• _Task directions_:
Look for "Köln" in each line of the records, and copy the lines that have it.
--
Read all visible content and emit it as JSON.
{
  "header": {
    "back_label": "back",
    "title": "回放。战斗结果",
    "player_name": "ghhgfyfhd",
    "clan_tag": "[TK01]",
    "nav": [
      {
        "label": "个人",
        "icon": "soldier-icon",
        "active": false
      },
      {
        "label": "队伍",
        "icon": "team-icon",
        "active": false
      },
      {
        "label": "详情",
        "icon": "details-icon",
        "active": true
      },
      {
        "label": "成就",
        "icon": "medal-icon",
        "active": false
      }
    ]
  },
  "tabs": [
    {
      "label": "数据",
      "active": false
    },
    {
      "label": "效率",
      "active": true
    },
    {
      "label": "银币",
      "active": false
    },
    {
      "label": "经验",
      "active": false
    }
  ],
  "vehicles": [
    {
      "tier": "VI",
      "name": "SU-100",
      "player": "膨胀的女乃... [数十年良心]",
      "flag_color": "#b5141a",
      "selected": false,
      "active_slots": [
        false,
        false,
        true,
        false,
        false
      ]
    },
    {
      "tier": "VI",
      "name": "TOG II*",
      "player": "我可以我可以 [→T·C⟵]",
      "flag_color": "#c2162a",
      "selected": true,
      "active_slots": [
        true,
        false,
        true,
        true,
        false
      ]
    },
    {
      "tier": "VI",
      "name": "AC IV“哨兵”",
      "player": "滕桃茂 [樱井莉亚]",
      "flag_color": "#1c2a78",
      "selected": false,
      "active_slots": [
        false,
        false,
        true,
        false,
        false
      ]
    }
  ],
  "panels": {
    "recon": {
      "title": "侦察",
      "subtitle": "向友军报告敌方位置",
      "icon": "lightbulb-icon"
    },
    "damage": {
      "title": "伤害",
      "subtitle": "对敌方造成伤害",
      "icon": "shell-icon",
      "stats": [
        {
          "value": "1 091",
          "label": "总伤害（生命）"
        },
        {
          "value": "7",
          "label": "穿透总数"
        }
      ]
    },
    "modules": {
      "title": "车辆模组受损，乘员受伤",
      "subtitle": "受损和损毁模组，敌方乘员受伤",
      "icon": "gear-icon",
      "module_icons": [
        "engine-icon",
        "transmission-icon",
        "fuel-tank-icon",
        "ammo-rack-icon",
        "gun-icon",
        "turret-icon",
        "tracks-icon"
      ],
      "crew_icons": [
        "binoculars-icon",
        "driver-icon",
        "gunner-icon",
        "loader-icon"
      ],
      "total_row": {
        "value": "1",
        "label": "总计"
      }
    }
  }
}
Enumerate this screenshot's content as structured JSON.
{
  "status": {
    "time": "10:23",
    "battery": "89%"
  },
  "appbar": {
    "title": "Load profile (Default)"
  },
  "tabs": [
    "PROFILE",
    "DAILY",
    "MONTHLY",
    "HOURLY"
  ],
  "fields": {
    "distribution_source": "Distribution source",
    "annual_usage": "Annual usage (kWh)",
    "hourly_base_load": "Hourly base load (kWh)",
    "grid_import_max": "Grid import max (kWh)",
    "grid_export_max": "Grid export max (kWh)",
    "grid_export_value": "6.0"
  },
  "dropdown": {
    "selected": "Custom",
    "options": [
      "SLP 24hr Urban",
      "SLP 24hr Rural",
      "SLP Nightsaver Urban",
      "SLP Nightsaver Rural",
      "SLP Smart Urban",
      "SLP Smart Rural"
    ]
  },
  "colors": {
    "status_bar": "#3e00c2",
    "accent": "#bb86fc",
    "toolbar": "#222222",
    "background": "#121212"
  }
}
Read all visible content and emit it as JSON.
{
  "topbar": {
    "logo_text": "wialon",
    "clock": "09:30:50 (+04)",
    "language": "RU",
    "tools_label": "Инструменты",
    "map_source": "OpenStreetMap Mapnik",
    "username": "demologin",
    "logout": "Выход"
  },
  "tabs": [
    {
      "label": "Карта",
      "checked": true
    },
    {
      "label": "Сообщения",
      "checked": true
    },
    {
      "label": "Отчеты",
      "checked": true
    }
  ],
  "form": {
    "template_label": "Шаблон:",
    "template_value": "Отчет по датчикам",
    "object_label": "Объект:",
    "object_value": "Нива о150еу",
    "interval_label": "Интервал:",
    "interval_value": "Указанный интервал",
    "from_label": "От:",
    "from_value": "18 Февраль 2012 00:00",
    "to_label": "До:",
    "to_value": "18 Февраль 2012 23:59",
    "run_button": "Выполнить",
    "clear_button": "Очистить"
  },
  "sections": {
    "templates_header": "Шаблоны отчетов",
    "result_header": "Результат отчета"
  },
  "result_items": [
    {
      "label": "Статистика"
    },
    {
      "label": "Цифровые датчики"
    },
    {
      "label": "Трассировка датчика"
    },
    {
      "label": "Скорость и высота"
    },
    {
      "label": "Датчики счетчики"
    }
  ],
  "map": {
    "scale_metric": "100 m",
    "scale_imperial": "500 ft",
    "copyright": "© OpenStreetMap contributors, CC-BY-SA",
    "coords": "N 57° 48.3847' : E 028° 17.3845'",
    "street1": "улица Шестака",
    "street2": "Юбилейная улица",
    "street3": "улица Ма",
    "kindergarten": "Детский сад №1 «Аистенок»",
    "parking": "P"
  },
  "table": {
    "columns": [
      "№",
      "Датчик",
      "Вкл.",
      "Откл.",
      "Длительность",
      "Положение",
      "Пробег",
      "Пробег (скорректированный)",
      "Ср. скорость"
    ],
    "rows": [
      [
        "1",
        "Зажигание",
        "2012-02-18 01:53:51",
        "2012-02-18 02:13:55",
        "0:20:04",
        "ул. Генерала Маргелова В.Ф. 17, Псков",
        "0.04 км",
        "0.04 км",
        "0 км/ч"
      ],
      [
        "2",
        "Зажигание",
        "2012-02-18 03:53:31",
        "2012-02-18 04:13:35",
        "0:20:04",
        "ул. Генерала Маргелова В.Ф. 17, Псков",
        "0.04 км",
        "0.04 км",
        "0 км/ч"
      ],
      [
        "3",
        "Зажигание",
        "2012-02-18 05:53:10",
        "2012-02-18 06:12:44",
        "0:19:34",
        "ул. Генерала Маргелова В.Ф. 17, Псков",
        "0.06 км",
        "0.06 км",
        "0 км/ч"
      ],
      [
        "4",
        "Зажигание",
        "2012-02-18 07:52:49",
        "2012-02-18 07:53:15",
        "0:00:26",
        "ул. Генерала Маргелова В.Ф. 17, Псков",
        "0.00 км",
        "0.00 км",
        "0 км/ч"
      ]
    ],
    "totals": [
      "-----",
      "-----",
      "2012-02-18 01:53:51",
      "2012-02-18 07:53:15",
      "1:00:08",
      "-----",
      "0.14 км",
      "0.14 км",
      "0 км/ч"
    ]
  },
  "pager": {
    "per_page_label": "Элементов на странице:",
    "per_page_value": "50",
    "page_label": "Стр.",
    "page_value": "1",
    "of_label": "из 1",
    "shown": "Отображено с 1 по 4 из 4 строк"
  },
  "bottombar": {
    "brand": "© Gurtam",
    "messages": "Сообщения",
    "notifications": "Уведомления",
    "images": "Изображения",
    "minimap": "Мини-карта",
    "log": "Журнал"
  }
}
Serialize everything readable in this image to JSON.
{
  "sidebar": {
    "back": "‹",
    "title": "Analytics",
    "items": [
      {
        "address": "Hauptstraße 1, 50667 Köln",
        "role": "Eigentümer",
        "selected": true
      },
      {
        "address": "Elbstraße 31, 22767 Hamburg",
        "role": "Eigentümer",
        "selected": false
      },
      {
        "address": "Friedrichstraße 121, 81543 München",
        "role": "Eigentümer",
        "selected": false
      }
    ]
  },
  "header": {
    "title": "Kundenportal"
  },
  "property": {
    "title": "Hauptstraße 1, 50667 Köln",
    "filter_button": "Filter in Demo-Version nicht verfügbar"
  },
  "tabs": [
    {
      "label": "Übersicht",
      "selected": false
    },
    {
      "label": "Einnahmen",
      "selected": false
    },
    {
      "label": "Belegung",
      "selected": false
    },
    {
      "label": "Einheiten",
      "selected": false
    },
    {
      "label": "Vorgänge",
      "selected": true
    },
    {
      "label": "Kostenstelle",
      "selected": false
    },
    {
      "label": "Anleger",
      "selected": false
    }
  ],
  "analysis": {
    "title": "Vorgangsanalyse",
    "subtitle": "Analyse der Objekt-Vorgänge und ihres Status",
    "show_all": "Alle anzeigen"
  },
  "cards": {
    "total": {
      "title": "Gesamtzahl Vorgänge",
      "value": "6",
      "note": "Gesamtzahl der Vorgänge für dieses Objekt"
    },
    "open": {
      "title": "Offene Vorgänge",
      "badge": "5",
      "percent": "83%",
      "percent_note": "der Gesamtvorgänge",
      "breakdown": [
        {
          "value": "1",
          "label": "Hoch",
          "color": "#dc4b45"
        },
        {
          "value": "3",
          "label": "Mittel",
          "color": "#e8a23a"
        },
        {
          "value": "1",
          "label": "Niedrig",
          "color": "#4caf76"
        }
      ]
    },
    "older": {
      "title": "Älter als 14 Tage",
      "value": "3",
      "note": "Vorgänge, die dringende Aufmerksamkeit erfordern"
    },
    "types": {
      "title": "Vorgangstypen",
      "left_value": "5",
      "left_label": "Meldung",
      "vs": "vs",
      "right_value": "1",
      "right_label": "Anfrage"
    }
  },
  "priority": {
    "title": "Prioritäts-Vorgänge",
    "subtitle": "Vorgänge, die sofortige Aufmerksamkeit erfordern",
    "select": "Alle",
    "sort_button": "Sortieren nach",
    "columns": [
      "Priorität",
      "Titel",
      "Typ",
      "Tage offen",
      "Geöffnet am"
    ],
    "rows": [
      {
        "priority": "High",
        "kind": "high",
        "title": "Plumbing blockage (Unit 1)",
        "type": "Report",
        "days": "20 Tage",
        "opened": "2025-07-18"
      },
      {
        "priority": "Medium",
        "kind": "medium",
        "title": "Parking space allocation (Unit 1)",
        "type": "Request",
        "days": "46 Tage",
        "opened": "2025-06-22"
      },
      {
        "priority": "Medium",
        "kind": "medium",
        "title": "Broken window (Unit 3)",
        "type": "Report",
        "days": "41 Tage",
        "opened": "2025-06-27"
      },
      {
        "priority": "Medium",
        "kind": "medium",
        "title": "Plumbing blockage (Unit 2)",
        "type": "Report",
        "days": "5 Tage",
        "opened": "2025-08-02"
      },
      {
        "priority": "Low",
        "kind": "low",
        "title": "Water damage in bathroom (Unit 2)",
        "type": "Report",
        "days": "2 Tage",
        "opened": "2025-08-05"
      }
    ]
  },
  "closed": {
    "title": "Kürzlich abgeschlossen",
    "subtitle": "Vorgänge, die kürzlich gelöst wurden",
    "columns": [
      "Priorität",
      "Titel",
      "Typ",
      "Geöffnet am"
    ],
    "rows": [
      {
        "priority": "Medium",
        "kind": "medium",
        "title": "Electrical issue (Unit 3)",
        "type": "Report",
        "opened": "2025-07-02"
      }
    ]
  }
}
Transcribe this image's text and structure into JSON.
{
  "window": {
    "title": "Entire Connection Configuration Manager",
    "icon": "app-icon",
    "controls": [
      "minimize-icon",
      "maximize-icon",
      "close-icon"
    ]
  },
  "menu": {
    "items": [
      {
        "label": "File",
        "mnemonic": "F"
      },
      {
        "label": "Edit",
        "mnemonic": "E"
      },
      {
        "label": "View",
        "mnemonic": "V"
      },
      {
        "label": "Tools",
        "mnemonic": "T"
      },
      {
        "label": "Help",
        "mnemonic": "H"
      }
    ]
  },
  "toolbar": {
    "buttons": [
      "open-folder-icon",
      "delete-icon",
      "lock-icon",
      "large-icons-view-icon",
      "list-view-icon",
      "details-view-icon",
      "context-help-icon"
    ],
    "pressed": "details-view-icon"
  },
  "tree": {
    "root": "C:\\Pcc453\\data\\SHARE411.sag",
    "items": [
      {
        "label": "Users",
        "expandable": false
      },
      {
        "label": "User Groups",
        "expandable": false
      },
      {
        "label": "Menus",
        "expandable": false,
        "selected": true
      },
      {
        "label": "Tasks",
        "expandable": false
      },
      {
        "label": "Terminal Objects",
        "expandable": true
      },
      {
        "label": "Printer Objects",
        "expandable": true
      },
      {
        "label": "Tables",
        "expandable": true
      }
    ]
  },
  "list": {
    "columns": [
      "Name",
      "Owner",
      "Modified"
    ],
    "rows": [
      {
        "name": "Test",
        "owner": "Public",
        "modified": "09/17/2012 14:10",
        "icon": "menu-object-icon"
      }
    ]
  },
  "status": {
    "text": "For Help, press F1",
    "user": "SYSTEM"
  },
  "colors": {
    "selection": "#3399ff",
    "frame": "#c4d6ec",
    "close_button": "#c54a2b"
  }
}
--
• _Response to the exercise_:
        "address": "Hauptstraße 1, 50667 Köln",
    "title": "Hauptstraße 1, 50667 Köln",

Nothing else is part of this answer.